Exercise directions:
Your answer should be one number: how many lines below hold the word "title".

[Dataset rows for apps and sites]
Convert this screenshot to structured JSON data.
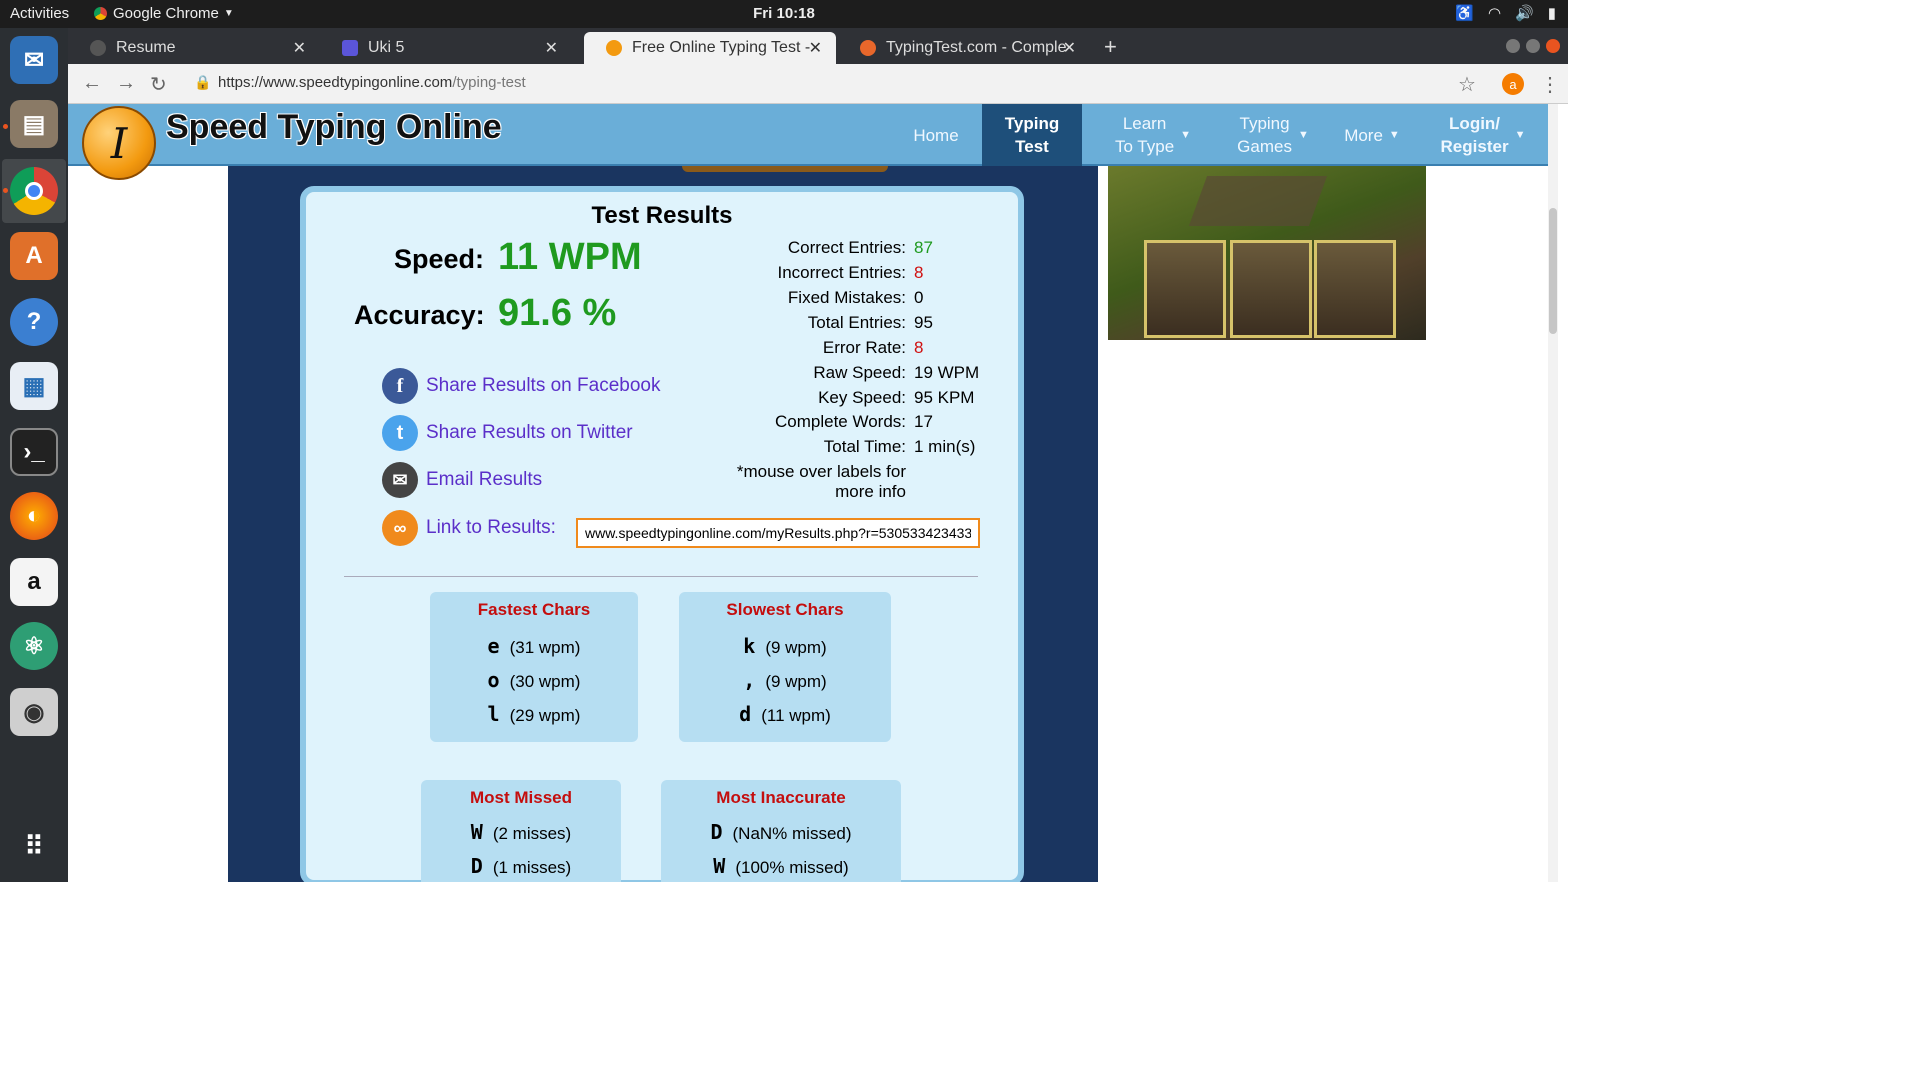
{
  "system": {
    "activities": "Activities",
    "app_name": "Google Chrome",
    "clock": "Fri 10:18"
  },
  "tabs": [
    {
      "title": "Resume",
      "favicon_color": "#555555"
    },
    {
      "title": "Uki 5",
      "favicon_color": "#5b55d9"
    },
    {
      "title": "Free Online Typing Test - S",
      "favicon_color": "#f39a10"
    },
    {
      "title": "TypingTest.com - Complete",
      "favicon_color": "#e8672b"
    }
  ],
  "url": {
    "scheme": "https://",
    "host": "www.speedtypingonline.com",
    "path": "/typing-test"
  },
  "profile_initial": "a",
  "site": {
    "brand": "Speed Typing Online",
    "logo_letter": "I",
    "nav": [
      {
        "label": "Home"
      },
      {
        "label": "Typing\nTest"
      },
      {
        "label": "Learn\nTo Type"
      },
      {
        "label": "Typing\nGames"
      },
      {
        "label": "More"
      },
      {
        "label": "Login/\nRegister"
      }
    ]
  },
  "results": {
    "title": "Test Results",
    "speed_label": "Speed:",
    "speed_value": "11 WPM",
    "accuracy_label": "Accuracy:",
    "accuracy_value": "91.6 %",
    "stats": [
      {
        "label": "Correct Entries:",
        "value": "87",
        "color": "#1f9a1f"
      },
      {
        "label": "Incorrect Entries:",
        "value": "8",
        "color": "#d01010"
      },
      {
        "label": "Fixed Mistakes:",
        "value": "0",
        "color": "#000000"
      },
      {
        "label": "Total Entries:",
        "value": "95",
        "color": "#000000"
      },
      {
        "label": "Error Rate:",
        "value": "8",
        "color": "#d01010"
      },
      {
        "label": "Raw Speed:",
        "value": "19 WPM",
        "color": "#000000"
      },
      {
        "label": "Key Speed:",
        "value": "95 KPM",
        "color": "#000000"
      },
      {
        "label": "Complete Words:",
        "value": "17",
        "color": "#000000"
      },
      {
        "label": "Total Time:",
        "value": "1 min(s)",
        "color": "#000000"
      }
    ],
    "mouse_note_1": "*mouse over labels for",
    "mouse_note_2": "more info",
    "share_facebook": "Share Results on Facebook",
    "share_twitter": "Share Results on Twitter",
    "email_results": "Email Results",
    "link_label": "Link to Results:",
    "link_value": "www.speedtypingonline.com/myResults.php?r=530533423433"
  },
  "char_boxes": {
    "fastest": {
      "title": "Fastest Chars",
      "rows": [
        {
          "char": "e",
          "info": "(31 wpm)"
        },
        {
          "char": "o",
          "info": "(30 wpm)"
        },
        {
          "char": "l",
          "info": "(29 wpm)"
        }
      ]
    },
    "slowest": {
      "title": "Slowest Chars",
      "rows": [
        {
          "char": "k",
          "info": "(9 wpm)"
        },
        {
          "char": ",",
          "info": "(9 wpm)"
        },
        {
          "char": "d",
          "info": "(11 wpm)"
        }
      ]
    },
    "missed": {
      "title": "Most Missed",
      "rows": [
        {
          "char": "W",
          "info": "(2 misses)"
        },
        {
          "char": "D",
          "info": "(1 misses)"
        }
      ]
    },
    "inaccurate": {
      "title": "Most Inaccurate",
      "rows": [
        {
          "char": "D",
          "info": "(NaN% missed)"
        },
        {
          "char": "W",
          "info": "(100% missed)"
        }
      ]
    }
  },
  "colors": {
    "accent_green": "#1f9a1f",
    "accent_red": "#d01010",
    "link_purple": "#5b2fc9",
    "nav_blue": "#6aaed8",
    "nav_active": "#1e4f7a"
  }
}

The answer:
9